The crackdown by the military against militants in Nigeria's oil-rich Niger Delta region is one of the reasons for record high oil prices as companies reduce staff in the oil fields. Multi-national companies have started reducing production in the volatile area.
So far, Nigeria's top oil producing company, Royal Dutch/Shell, is losing an estimated 40,000 barrels a day because of fighting in the Niger Delta region. This is just a sliver of Nigeria's approximate 2.3 million barrels a day output, but production could go down further, if waterways become more dangerous.
Nigerian government forces started bombing militant bases in creeks around Port Harcourt last week, using fighter jets and helicopter gunships, while raiding communities looking for militants. This led the Anglo-Dutch company to evacuate 235 non-essential staff from two oil fields.
A leader of the militants, Mujahid Dokubo-Asari, responded, saying he would launch an uprising across the entire oil-producing region. He says his ethnic Ijaw movement, called the Niger Delta People's Volunteer Force, has more than 150,000 members.

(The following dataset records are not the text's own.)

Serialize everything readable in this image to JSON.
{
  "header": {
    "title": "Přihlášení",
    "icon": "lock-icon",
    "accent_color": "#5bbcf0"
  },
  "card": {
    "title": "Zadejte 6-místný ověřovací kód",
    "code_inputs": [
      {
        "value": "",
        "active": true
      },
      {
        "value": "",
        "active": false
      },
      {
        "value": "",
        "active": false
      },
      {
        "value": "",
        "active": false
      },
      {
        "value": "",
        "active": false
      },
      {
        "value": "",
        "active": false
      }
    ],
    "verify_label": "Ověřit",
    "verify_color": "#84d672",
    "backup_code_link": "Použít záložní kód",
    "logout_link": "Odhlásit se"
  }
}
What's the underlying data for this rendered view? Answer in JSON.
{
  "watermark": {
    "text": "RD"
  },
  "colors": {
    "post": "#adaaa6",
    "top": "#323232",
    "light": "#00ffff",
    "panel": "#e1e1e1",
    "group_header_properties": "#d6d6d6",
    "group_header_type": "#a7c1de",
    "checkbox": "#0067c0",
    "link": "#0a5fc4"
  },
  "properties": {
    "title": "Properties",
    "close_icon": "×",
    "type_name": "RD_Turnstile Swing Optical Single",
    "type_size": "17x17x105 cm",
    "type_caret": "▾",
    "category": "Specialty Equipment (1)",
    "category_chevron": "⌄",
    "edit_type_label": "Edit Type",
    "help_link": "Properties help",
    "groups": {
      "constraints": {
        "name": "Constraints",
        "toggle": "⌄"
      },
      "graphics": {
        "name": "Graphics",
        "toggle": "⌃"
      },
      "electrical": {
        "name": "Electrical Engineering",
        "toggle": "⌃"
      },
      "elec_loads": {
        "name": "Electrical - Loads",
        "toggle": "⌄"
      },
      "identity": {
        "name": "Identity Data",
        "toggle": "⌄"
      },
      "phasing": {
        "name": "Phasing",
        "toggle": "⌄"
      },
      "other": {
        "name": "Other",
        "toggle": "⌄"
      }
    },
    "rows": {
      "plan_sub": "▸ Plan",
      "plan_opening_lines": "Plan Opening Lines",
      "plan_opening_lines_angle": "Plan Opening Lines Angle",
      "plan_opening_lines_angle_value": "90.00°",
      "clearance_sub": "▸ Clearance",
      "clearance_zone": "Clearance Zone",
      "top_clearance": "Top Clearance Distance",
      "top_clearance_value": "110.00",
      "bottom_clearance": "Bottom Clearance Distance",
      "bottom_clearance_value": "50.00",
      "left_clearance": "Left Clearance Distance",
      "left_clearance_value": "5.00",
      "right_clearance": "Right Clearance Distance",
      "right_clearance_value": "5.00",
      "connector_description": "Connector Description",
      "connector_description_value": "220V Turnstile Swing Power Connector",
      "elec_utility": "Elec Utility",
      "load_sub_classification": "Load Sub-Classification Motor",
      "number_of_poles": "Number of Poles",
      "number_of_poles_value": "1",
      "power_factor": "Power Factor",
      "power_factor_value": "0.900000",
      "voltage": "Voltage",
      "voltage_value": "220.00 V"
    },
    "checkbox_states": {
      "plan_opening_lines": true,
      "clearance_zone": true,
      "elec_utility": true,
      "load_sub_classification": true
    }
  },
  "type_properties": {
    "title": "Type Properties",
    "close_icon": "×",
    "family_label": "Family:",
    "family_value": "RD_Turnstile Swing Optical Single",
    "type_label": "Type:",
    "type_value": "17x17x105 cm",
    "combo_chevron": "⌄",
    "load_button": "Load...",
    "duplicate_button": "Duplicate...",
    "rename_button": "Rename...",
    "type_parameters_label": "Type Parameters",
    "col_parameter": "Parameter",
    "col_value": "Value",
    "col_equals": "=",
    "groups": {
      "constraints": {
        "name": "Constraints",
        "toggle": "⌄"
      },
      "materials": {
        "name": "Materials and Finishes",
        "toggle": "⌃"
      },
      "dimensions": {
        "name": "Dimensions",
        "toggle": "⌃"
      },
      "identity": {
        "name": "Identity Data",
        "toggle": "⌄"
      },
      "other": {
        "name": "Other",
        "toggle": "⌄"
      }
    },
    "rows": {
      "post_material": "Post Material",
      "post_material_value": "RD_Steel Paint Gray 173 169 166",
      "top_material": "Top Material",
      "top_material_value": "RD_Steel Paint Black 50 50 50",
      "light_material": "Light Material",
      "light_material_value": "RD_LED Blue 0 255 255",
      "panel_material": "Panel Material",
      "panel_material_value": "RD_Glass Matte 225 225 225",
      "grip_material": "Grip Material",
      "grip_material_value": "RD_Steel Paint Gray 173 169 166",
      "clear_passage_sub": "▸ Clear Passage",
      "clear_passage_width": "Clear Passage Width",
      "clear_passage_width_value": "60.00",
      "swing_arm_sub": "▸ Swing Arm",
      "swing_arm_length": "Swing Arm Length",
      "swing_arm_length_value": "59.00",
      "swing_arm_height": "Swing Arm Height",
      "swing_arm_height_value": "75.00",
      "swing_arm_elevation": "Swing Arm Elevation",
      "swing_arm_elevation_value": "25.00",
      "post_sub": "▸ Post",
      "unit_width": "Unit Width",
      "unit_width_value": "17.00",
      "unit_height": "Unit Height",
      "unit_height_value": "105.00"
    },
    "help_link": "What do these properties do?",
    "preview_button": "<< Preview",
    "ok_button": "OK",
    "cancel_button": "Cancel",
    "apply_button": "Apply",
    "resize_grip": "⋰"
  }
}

Mr. Asari says his fighters will soon start attacking oil installations of the Italian oil company, AGIP, which operates four main onshore blocks, accusing it of lending helicopters to the military. The company denies this.
A Nigerian analyst, Layi Abegurin, says many Nigerians are sympathetic to the militants' claims for more local access to oil revenues.
"It's the responsibility of multinational oil companies and Nigerian leadership," he said. "The Nigerian leadership, politicians, they are corrupt, they have collaborated with big oil companies in exploiting the people of Niger Delta. Can you believe the Niger Delta is the breadbasket of Nigeria to produce the oil, but they are the worst area of Nigeria?"
Government officials who say corruption is being tackled efficiently, accuse the militants of being gangsters fighting for smuggling routes used by oil thieves. Oil companies also deny the accusations of corruption, and say they hire local workers, while funding community projects.
Last year, a violent uprising by members of the Ijaw tribe, who are a majority in the Delta, forced companies to briefly shut 40 percent of Nigeria's output.